“What do all these different cell types mean? How does it all come together? To address that, we have to go beyond these pieces and cells. We have to go to the intact brain.”
– Allen Institute neuroscientist Costas Anastassiou, Ph.D.
Anastassiou’s computational work is part of a larger program at the Allen Institute, where researchers derive detailed data about the brain’s “parts list” from post-mortem tissue or from pieces of live brain donated by patients undergoing surgery for brain tumors or epilepsy. They use information like the genes neurons switch on, their unique electrical activity and their 3D shapes to bin these cells into different categories, or cell types.
There’s a lot they can learn about the building blocks of our brains from looking at tissue samples in the lab, but there’s a gap between that work and understanding how the different kinds of neurons produce thoughts and feelings in us, said Anastassiou, who led the Cell Reports study along with Rutishauser.
“What do all these different cell types mean? How does it all come together?” he asked. “To address that, we have to go beyond these pieces and cells. We have to go to the intact brain.”
When Rutishauser described what they had seen with the heartbeat, Anastassiou realized this could be an opportunity to bridge these two worlds: One team had detailed data about human brain cell types, but no information about what those types do in a person. The other team had recordings from living human brains, but no way of knowing which types of neurons they were listening to.

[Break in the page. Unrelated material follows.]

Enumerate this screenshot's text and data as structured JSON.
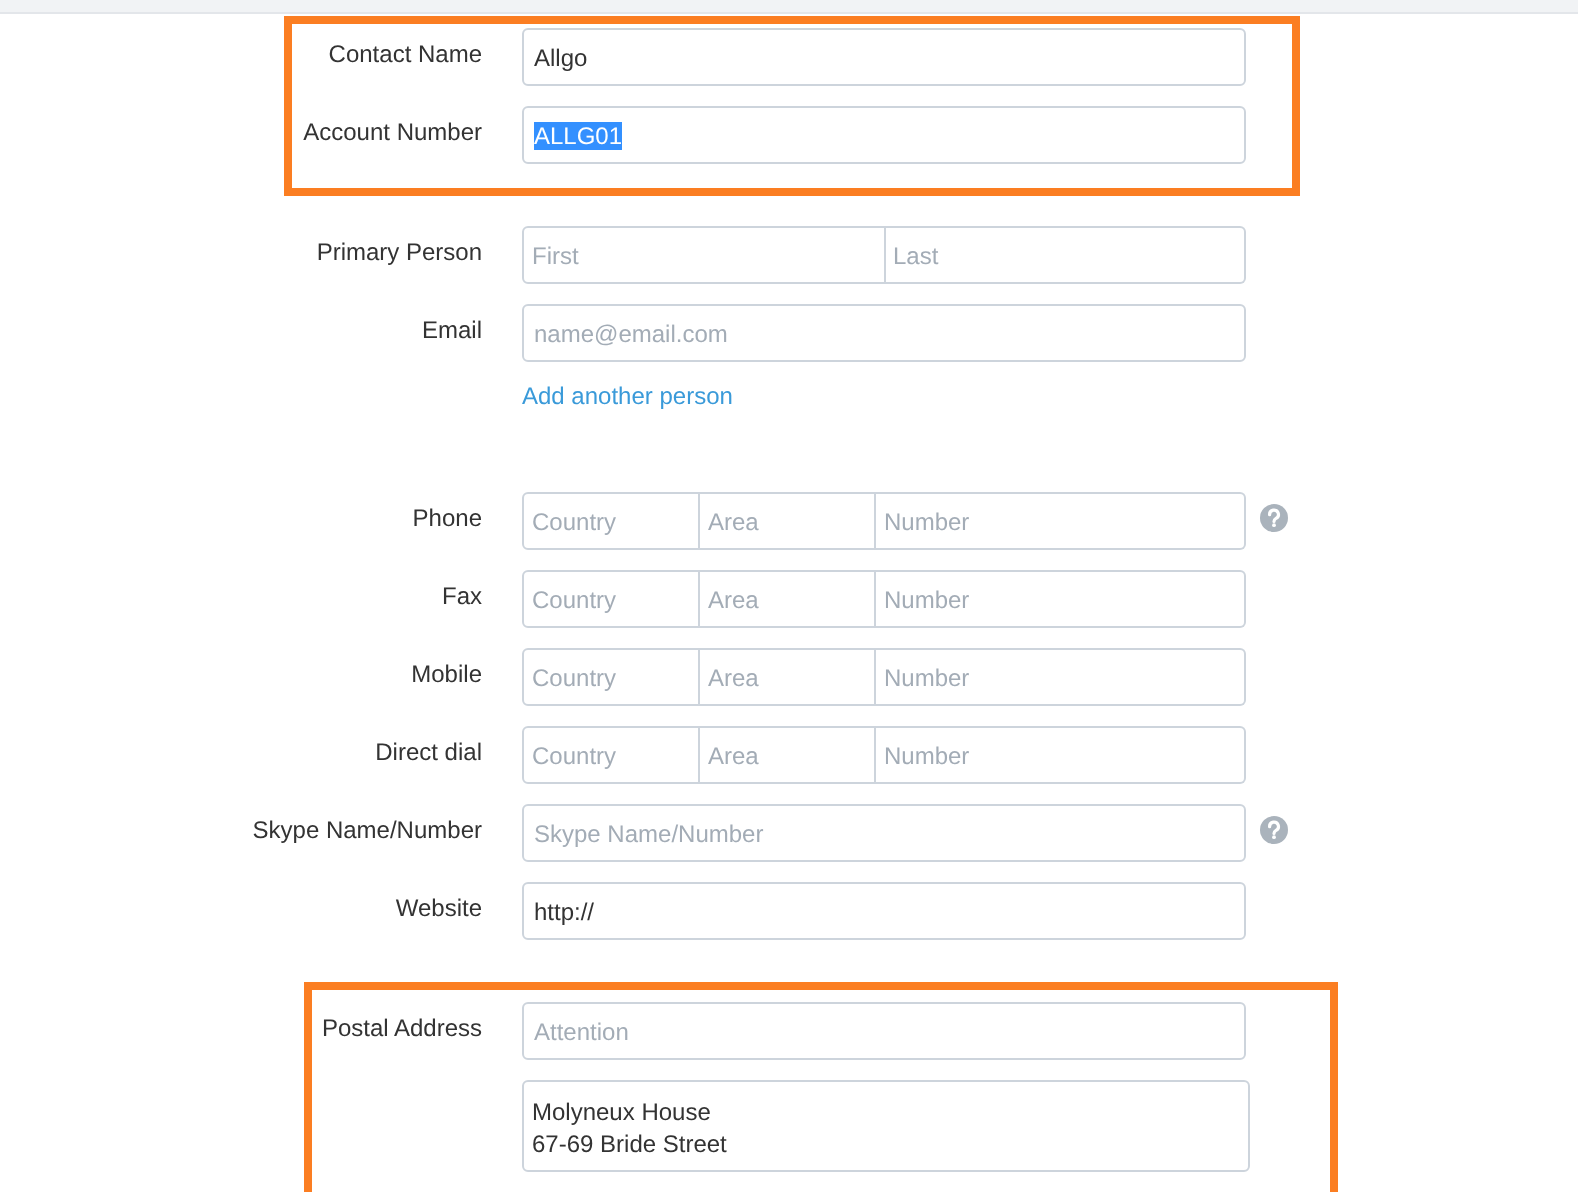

The researchers set up a collaboration and they soon realized that there were subtle differences in how different neurons’ electrical signatures changed when the electrode jiggled with the heartbeat. Anastassiou and his colleagues built a set of computational simulations of human neurons based on the Allen Institute’s human cell types data and spurred those virtual neurons to “fire” electrical spikes. They used machine learning to pair those virtual signals with the real thing, resulting in three different types of cells based on their electrical recordings.

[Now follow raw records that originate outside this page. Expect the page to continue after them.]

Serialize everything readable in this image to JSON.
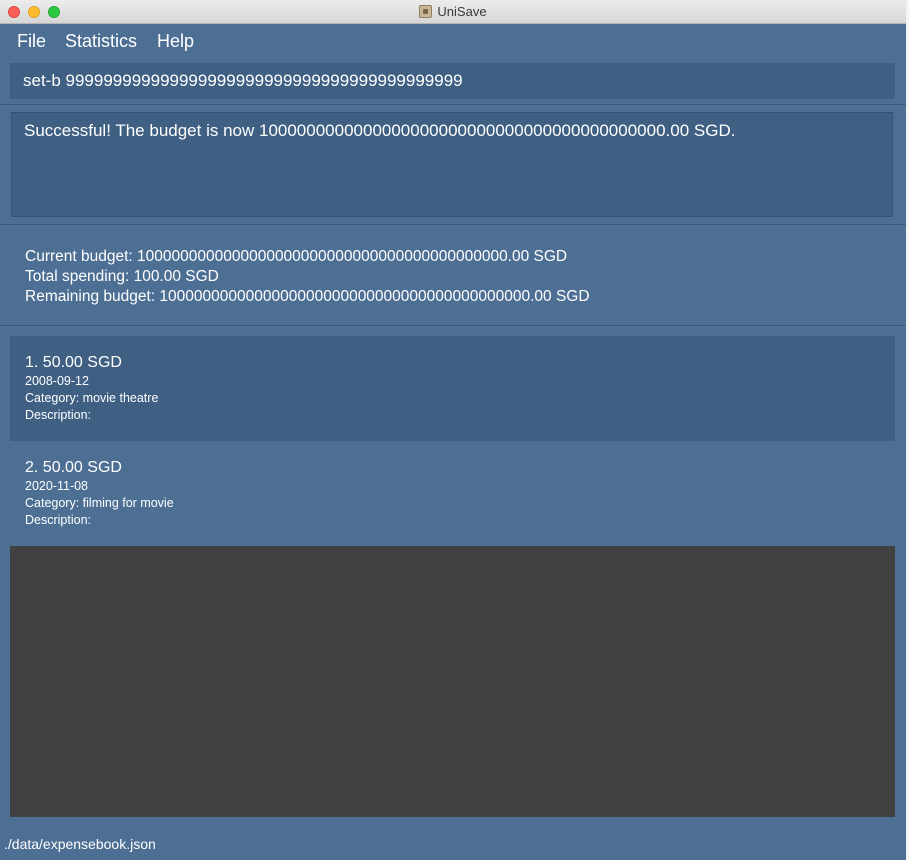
{
  "window": {
    "title": "UniSave"
  },
  "menu": {
    "file": "File",
    "statistics": "Statistics",
    "help": "Help"
  },
  "command": {
    "value": "set-b 999999999999999999999999999999999999999999"
  },
  "result": {
    "text": "Successful! The budget is now 1000000000000000000000000000000000000000000.00 SGD."
  },
  "budget": {
    "current": "Current budget: 1000000000000000000000000000000000000000000.00 SGD",
    "total": "Total spending: 100.00 SGD",
    "remaining": "Remaining budget: 1000000000000000000000000000000000000000000.00 SGD"
  },
  "expenses": [
    {
      "title": "1.  50.00 SGD",
      "date": "2008-09-12",
      "category": "Category: movie theatre",
      "description": "Description:"
    },
    {
      "title": "2.  50.00 SGD",
      "date": "2020-11-08",
      "category": "Category: filming for movie",
      "description": "Description:"
    }
  ],
  "status": {
    "path": "./data/expensebook.json"
  }
}
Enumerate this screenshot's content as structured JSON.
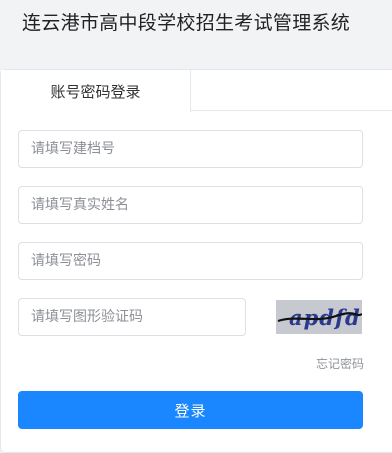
{
  "header": {
    "title": "连云港市高中段学校招生考试管理系统"
  },
  "tabs": [
    {
      "label": "账号密码登录",
      "active": true
    }
  ],
  "form": {
    "archive_number": {
      "placeholder": "请填写建档号",
      "value": ""
    },
    "real_name": {
      "placeholder": "请填写真实姓名",
      "value": ""
    },
    "password": {
      "placeholder": "请填写密码",
      "value": ""
    },
    "captcha": {
      "placeholder": "请填写图形验证码",
      "value": "",
      "image_text": "apdfd"
    },
    "forgot_password": "忘记密码",
    "login_label": "登录"
  },
  "colors": {
    "primary": "#1a86ff",
    "background": "#f2f3f5",
    "border": "#dcdfe6"
  }
}
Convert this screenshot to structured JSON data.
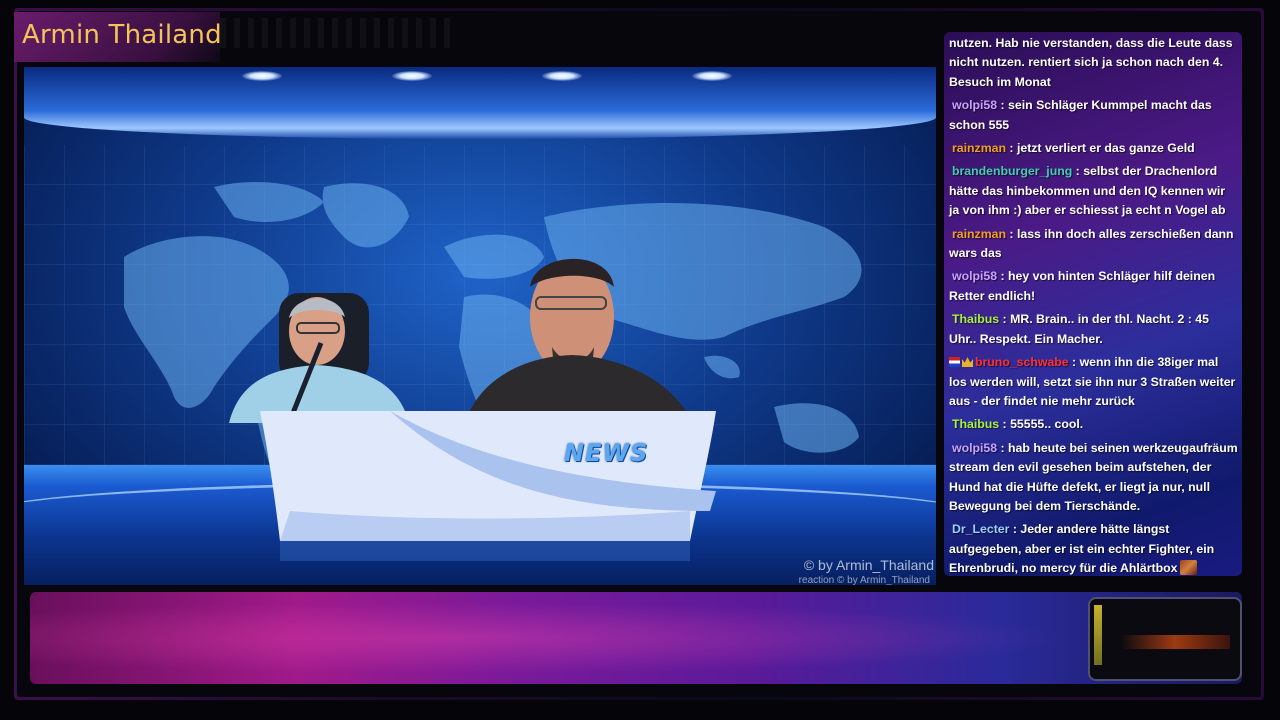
{
  "stream": {
    "title": "Armin Thailand",
    "watermark_main": "© by Armin_Thailand",
    "watermark_sub": "reaction  © by Armin_Thailand",
    "desk_label": "NEWS"
  },
  "chat": {
    "messages": [
      {
        "user": "",
        "text": "nutzen. Hab nie verstanden, dass die Leute dass nicht nutzen. rentiert sich ja schon nach den 4. Besuch im Monat",
        "color": "#ffffff"
      },
      {
        "user": "wolpi58",
        "text": "sein Schläger Kummpel macht das schon 555",
        "color": "#c9a2ff"
      },
      {
        "user": "rainzman",
        "text": "jetzt verliert er das ganze Geld",
        "color": "#f0a020"
      },
      {
        "user": "brandenburger_jung",
        "text": "selbst der Drachenlord hätte das hinbekommen und den IQ kennen wir ja von ihm :) aber er schiesst ja echt n Vogel ab",
        "color": "#40d0b0"
      },
      {
        "user": "rainzman",
        "text": "lass ihn doch alles zerschießen dann wars das",
        "color": "#f0a020"
      },
      {
        "user": "wolpi58",
        "text": "hey von hinten Schläger hilf deinen Retter endlich!",
        "color": "#c9a2ff"
      },
      {
        "user": "Thaibus",
        "text": "MR. Brain.. in der thl. Nacht. 2 : 45 Uhr.. Respekt. Ein Macher.",
        "color": "#a8f040"
      },
      {
        "user": "bruno_schwabe",
        "text": "wenn ihn die 38iger mal los werden will, setzt sie ihn nur 3 Straßen weiter aus - der findet nie mehr zurück",
        "color": "#ff3030",
        "badges": [
          "flag-de",
          "crown"
        ]
      },
      {
        "user": "Thaibus",
        "text": "55555.. cool.",
        "color": "#a8f040"
      },
      {
        "user": "wolpi58",
        "text": "hab heute bei seinen werkzeugaufräum stream den evil gesehen beim aufstehen, der Hund hat die Hüfte defekt, er liegt ja nur, null Bewegung bei dem Tierschände.",
        "color": "#c9a2ff"
      },
      {
        "user": "Dr_Lecter",
        "text": "Jeder andere hätte längst aufgegeben, aber er ist ein echter Fighter, ein Ehrenbrudi, no mercy für die Ahlärtbox",
        "color": "#9ad0ff",
        "emote": "emote-icon"
      }
    ]
  },
  "colors": {
    "title": "#f4c35a",
    "chat_bg_top": "#2b0e56",
    "banner_left": "#a01a8a"
  }
}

The researchers have already made some insights about how these classes of neurons work in the intact brain: One of these three kinds syncs up with the patients’ theta brain waves, a slow brain wave associated with learning and plasticity in the awake brain.
“That’s not something you would necessarily see in a slice of brain in the lab,” said Cedars-Sinai postdoctoral fellow Clayton Mosher, Ph.D., who is co-first author on the study along with Allen Institute neuroscientist Yina Wei, Ph.D.
The research teams are working to define more types of human neurons using this method, and also plan to study how different neuron types switch on or off as the patients in their studies perform certain tasks, like looking at photos of family members or recall memories. Scientists have found neurons involved in such tasks — for example, a specific neuron that fires in response to pictures of Jennifer Aniston — but they don’t know what type of cell these are.
And once they can link specific cell types to memories, reactions or emotions, that opens the door to potential therapies for diseases and disorders, Rutishauser said. It’s not just that they want to understand the cell type that allows you to recognize your grandmother’s face — they also want to understand what goes wrong at the cellular level in people with dementia or other memory disorders who can no longer recognize their loved ones, and, eventually, how to correct that defect.